Private radio service has long required the use of leased spectrum. But, early in 2020, the Federal Communications Commission, or FCC, authorized a new service that made spectrum more broadly available. The service -- Citizens Broadband Radio Service, or CBRS -- would help make new applications possible at an affordable cost.
Since 2015, the U.S. National Telecommunications and Information Administration, commercial radio users, systems integrators (SIs) and the U.S. military have been developing a method for sharing frequencies. The result, which the FCC eventually accepted, was a plan that would share frequencies, specifications for equipment certification and standards for installation training.
CBRS, also known as Band 48 CBRS, uses channels in the 3550 MHz to 3700 MHz -- or 3.55 GHz to 3.70 GHz -- band. The use of these CBRS channels is limited to specific locations. Because the military uses some of these frequencies in certain sites, those frequencies needed to continue to be available to them. As a result, the FCC defined the following three user tiers for CBRS channels.
Tier 1. Incumbent Access
This tier includes existing users, such as the U.S. Navy, that have priority access to the entire 150 MHz band. However, these incumbents don't always use the entire band at every location.
Tier 2. Priority Access
Tier 2 includes users who entered an auction to purchase a Priority Access License. The 10-year renewable license grants users access to a 10 MHz channel within a specified geographical location. Users can include ISPs or enterprises that purchase licenses during auctions.
Tier 3. General Authorized Access
The final tier comprises General Authorized Access (GAA) licensees who can obtain licenses at no charge. They receive dynamic spectrum access to 100 MHz of bandwidth. Frequency is allocated for use within a geographical area to avoid interference with higher-tier users.
Spectrum Access System verification
Before a CBRS system can be used, a Spectrum Access System (SAS) must verify its frequency allocation and location. The FCC certifies certain commercial enterprises to operate SAS as a cloud-based system to administer the service. SAS verifies that the new system will not interfere with any current frequencies operating in the area.
Equipment vendors and SIs have joined to form the OnGo Alliance, formerly the CBRS Alliance. This organization promotes the use of CBRS, maintains test labs and certifies each piece of equipment permitted for use in a CBRS installation.
Compare CBRS and Wi-Fi
The availability of GAA licenses has opened a wide variety of applications key to the growth of CBRS. As CBRS becomes more popular, it is often compared with Wi-Fi. While some people predict that CBRS will eliminate the use of Wi-Fi, each has applications where it is most suitable. Below are some areas where CBRS and Wi-Fi differ.
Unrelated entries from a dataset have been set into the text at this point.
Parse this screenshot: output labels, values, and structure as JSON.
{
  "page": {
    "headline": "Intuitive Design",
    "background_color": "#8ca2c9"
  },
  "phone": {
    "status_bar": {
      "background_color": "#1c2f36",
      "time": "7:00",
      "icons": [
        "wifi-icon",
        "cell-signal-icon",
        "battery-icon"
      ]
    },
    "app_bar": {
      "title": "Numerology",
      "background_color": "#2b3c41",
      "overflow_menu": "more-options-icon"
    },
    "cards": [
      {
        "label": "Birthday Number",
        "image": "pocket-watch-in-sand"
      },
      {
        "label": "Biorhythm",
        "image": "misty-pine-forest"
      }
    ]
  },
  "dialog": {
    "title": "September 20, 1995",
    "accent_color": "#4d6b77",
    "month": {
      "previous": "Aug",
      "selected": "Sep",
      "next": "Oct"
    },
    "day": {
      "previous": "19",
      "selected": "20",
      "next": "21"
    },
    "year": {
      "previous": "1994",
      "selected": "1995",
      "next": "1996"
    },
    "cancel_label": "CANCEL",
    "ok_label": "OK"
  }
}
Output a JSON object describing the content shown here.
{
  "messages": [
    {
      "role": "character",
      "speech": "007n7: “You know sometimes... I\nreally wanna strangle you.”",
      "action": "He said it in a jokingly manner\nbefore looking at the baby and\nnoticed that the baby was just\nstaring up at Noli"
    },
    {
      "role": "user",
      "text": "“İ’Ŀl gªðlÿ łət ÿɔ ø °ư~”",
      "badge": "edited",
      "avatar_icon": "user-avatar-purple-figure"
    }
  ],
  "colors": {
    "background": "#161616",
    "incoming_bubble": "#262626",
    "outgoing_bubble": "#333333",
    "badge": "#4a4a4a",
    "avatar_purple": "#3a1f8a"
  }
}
A CBRS signal can cover several miles, depending on antenna design, and isn't limited to line of sight. Wi-Fi signals have a shorter range and can be inhibited by walls, shelving and signal interference, among other barriers.
It's possible to install Wi-Fi to provide coverage for an airport, warehouse complex or extended IoT network, but CBRS represents the better choice for most wide area installations.
CBRS does not have an ongoing cost. Once organizations purchase and install equipment, they have no additional cost for leased bandwidth. Wi-Fi equipment is less expensive than an initial CBRS installation, but Wi-Fi also requires an ongoing monthly fee for bandwidth. Enterprises may also need to install more access points as they expand coverage or upgrade existing APs.
Licensing and spectrum
Wi-Fi uses unlicensed spectrum within the 2.4 GHz and 5 GHz frequency range. CBRS uses shared spectrum within 3.55 GHz and 3.70 GHz, a band that falls within Wi-Fi's range. As noted above, CBRS spectrum is separated into three tiers that each require specific licenses.
CBRS use cases
CBRS became available shortly before the COVID-19 pandemic. At the height of the pandemic, children were unable to attend school in person, and virtual learning wasn't possible for many children in rural districts where broadband was unavailable or for those whose families couldn't afford broadband. As an alternative, some school districts supplied students with a computer and a cellular hotspot. But this option can be costly, less reliable and have lower throughput than with cable.
Several rural school districts have installed CBRS and are now operating private networks, with plans for additional locations. For example, one school district in Sacramento, Calif., is now installing a CBRS network for learning, telehealth and administrative usage. Phase one of its plan will provide access to several schools in the district, while phase two will provide access to three residential housing locations.
The OnGo Alliance recently released case studies outlining CBRS usage in applications such as schools, real estate developments, oil refineries and a citywide network in Las Vegas. While the use of CBRS is new and expected to grow, Wi-Fi is also here to stay.